Dear Clients,

Due to the close contact that our work requires, we have taken additional measures to protect you and our team while providing care for your furry family members.

The following changes are effective as of Friday, March 19, 2020:

1. We are currently operating a “closed waiting room” policy to protect our clients and staff. When you arrive, please remain in your vehicle and use your cell phone to call us at 250.334.8400. We will take a history of your pet from outside your car, and bring your pet into the clinic for an examination with the veterinarian. Once the examination is finished, the Doctor will either call you or come out to talk to you to discuss the treatment etc for your pet. For those who do not have a mobile phone, an easy knock at the door will work the same way!

2. We are continuing to accept appointments for urgent or sick pets, as well as time-sensitive puppy/kitten vaccinations.
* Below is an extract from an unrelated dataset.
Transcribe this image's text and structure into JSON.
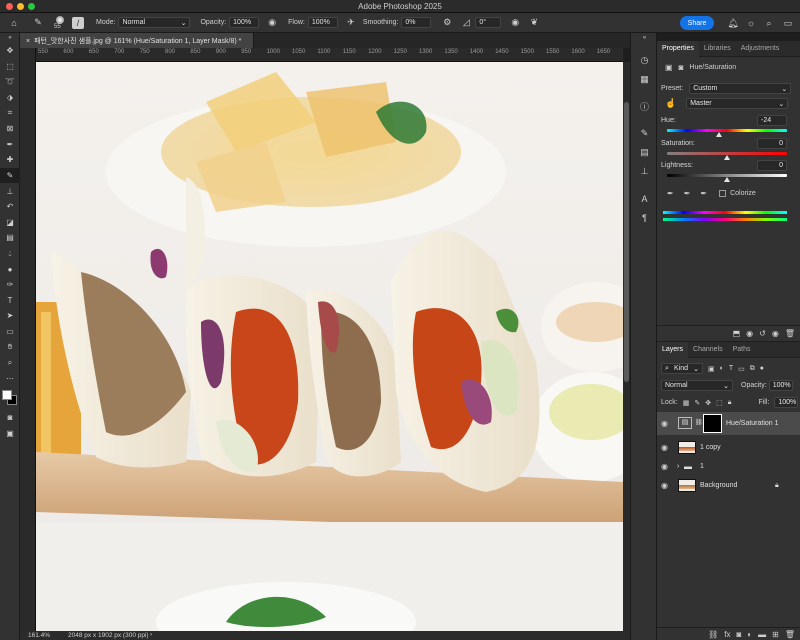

All other services will be scheduled for a later time.

3. We are OPEN and temporarily operating as a 24-hour hospital.

4. If you are ordering food or medications, please allow 2-4 business days as our suppliers are dealing with increased demand and are trying to fill orders as quickly as possible. We will advise you as soon as your order arrives. Please call us when you arrive to pick up your order, but do not enter the hospital. Our staff will bring your order to your car and take payment over the phone. You can also use our online store and have your food delivered directly to your home. To sign up for the Online Store, visit our website.
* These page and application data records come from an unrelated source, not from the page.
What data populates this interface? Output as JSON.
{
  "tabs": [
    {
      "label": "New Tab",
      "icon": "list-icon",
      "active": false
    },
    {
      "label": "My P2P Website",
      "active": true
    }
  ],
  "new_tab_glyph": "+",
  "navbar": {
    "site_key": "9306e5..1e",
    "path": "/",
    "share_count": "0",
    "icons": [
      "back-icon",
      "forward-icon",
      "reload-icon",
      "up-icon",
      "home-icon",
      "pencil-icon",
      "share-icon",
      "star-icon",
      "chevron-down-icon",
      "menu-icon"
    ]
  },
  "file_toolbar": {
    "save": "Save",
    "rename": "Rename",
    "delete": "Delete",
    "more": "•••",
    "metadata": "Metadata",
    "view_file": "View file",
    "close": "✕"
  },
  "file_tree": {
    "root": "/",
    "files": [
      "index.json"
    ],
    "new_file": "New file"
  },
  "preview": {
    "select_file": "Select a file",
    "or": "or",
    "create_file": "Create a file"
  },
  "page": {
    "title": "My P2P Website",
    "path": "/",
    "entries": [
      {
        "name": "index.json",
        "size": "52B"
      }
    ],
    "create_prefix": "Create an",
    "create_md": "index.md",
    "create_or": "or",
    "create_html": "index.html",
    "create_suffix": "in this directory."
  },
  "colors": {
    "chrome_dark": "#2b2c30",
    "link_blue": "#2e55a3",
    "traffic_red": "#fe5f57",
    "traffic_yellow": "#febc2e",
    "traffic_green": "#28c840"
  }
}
5. For the time being, we are not accepting cash as payment. Credit cards and debit card payments are still available.

6. Online consultations are now available! If you wish to connect with a veterinarian via message, phone or video, visit our website and follow the "Online Consultation" link.
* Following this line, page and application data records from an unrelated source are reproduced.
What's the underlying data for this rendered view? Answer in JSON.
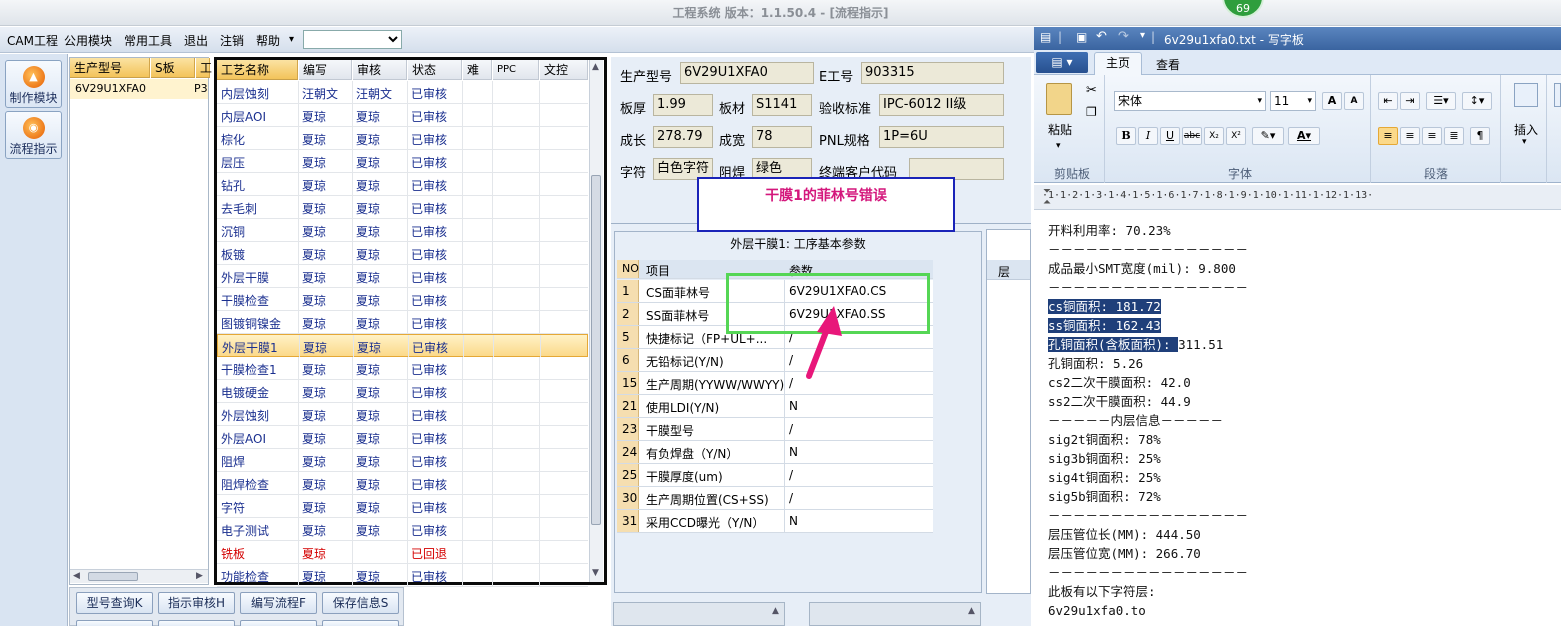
{
  "app": {
    "title": "工程系统   版本：1.1.50.4 - [流程指示]",
    "badge": "69"
  },
  "menu": {
    "items": [
      "CAM工程",
      "公用模块",
      "常用工具",
      "退出",
      "注销",
      "帮助"
    ],
    "dropdown_arrow": "▾"
  },
  "sidebar": {
    "items": [
      {
        "label": "制作模块",
        "icon": "flame-icon"
      },
      {
        "label": "流程指示",
        "icon": "flow-icon"
      }
    ]
  },
  "model_list": {
    "headers": [
      "生产型号",
      "S板",
      "工"
    ],
    "rows": [
      {
        "model": "6V29U1XFA0",
        "tail": "P3"
      }
    ]
  },
  "process_grid": {
    "headers": [
      "工艺名称",
      "编写",
      "审核",
      "状态",
      "难",
      "PPC",
      "文控"
    ],
    "rows": [
      {
        "name": "内层蚀刻",
        "author": "汪朝文",
        "reviewer": "汪朝文",
        "status": "已审核"
      },
      {
        "name": "内层AOI",
        "author": "夏琼",
        "reviewer": "夏琼",
        "status": "已审核"
      },
      {
        "name": "棕化",
        "author": "夏琼",
        "reviewer": "夏琼",
        "status": "已审核"
      },
      {
        "name": "层压",
        "author": "夏琼",
        "reviewer": "夏琼",
        "status": "已审核"
      },
      {
        "name": "钻孔",
        "author": "夏琼",
        "reviewer": "夏琼",
        "status": "已审核"
      },
      {
        "name": "去毛刺",
        "author": "夏琼",
        "reviewer": "夏琼",
        "status": "已审核"
      },
      {
        "name": "沉铜",
        "author": "夏琼",
        "reviewer": "夏琼",
        "status": "已审核"
      },
      {
        "name": "板镀",
        "author": "夏琼",
        "reviewer": "夏琼",
        "status": "已审核"
      },
      {
        "name": "外层干膜",
        "author": "夏琼",
        "reviewer": "夏琼",
        "status": "已审核"
      },
      {
        "name": "干膜检查",
        "author": "夏琼",
        "reviewer": "夏琼",
        "status": "已审核"
      },
      {
        "name": "图镀铜镍金",
        "author": "夏琼",
        "reviewer": "夏琼",
        "status": "已审核"
      },
      {
        "name": "外层干膜1",
        "author": "夏琼",
        "reviewer": "夏琼",
        "status": "已审核"
      },
      {
        "name": "干膜检查1",
        "author": "夏琼",
        "reviewer": "夏琼",
        "status": "已审核"
      },
      {
        "name": "电镀硬金",
        "author": "夏琼",
        "reviewer": "夏琼",
        "status": "已审核"
      },
      {
        "name": "外层蚀刻",
        "author": "夏琼",
        "reviewer": "夏琼",
        "status": "已审核"
      },
      {
        "name": "外层AOI",
        "author": "夏琼",
        "reviewer": "夏琼",
        "status": "已审核"
      },
      {
        "name": "阻焊",
        "author": "夏琼",
        "reviewer": "夏琼",
        "status": "已审核"
      },
      {
        "name": "阻焊检查",
        "author": "夏琼",
        "reviewer": "夏琼",
        "status": "已审核"
      },
      {
        "name": "字符",
        "author": "夏琼",
        "reviewer": "夏琼",
        "status": "已审核"
      },
      {
        "name": "电子测试",
        "author": "夏琼",
        "reviewer": "夏琼",
        "status": "已审核"
      },
      {
        "name": "铣板",
        "author": "夏琼",
        "reviewer": "",
        "status": "已回退"
      },
      {
        "name": "功能检查",
        "author": "夏琼",
        "reviewer": "夏琼",
        "status": "已审核"
      }
    ],
    "selected_index": 11,
    "returned_index": 20
  },
  "buttons": {
    "model_query": "型号查询K",
    "indicate_review": "指示审核H",
    "edit_flow": "编写流程F",
    "save_info": "保存信息S"
  },
  "info": {
    "prod_model_label": "生产型号",
    "prod_model": "6V29U1XFA0",
    "e_no_label": "E工号",
    "e_no": "903315",
    "thickness_label": "板厚",
    "thickness": "1.99",
    "material_label": "板材",
    "material": "S1141",
    "accept_label": "验收标准",
    "accept": "IPC-6012 II级",
    "length_label": "成长",
    "length": "278.79",
    "width_label": "成宽",
    "width": "78",
    "pnl_label": "PNL规格",
    "pnl": "1P=6U",
    "char_label": "字符",
    "char": "白色字符",
    "solder_label": "阻焊",
    "solder": "绿色",
    "customer_label": "终端客户代码",
    "customer": ""
  },
  "callout": {
    "text": "干膜1的菲林号错误"
  },
  "params": {
    "title": "外层干膜1: 工序基本参数",
    "headers": [
      "NO",
      "项目",
      "参数"
    ],
    "rows": [
      {
        "no": "1",
        "item": "CS面菲林号",
        "value": "6V29U1XFA0.CS"
      },
      {
        "no": "2",
        "item": "SS面菲林号",
        "value": "6V29U1XFA0.SS"
      },
      {
        "no": "5",
        "item": "快捷标记（FP+UL+...",
        "value": "/"
      },
      {
        "no": "6",
        "item": "无铅标记(Y/N)",
        "value": "/"
      },
      {
        "no": "15",
        "item": "生产周期(YYWW/WWYY)",
        "value": "/"
      },
      {
        "no": "21",
        "item": "使用LDI(Y/N)",
        "value": "N"
      },
      {
        "no": "23",
        "item": "干膜型号",
        "value": "/"
      },
      {
        "no": "24",
        "item": "有负焊盘（Y/N）",
        "value": "N"
      },
      {
        "no": "25",
        "item": "干膜厚度(um)",
        "value": "/"
      },
      {
        "no": "30",
        "item": "生产周期位置(CS+SS)",
        "value": "/"
      },
      {
        "no": "31",
        "item": "采用CCD曝光（Y/N）",
        "value": "N"
      }
    ],
    "side_header": "层"
  },
  "wordpad": {
    "title": "6v29u1xfa0.txt - 写字板",
    "tabs": [
      "主页",
      "查看"
    ],
    "font_name": "宋体",
    "font_size": "11",
    "groups": [
      "剪贴板",
      "字体",
      "段落"
    ],
    "paste_label": "粘贴",
    "insert_label": "插入",
    "ruler": "·1·1·2·1·3·1·4·1·5·1·6·1·7·1·8·1·9·1·10·1·11·1·12·1·13·",
    "lines": [
      "开料利用率: 70.23%",
      "－－－－－－－－－－－－－－－－",
      "成品最小SMT宽度(mil): 9.800",
      "－－－－－－－－－－－－－－－－",
      "cs铜面积: 181.72",
      "ss铜面积: 162.43",
      "孔铜面积(含板面积): 311.51",
      "孔铜面积: 5.26",
      "cs2二次干膜面积: 42.0",
      "ss2二次干膜面积: 44.9",
      "－－－－－内层信息－－－－－",
      "sig2t铜面积: 78%",
      "sig3b铜面积: 25%",
      "sig4t铜面积: 25%",
      "sig5b铜面积: 72%",
      "－－－－－－－－－－－－－－－－",
      "层压管位长(MM): 444.50",
      "层压管位宽(MM): 266.70",
      "－－－－－－－－－－－－－－－－",
      "此板有以下字符层:",
      "6v29u1xfa0.to"
    ],
    "highlight_lines": [
      4,
      5,
      6
    ]
  },
  "colors": {
    "accent": "#f3c35a",
    "link": "#1a2f8f",
    "returned": "#d40000",
    "callout_text": "#d4177c",
    "arrow": "#e8177a"
  }
}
Following the recommendations of our government and medical experts, we are doing our best to practice social distancing within the constraints of our roles. As such, we have taken measures to avoid both contracting and facilitating the spread of this virus.

Thank you for helping us be diligent for everyone's safety. As we have heard from all levels of government, the situation is fluid and any updates will be provided as changes occur.

- Your dedicated team at Van Isle Veterinary Hospital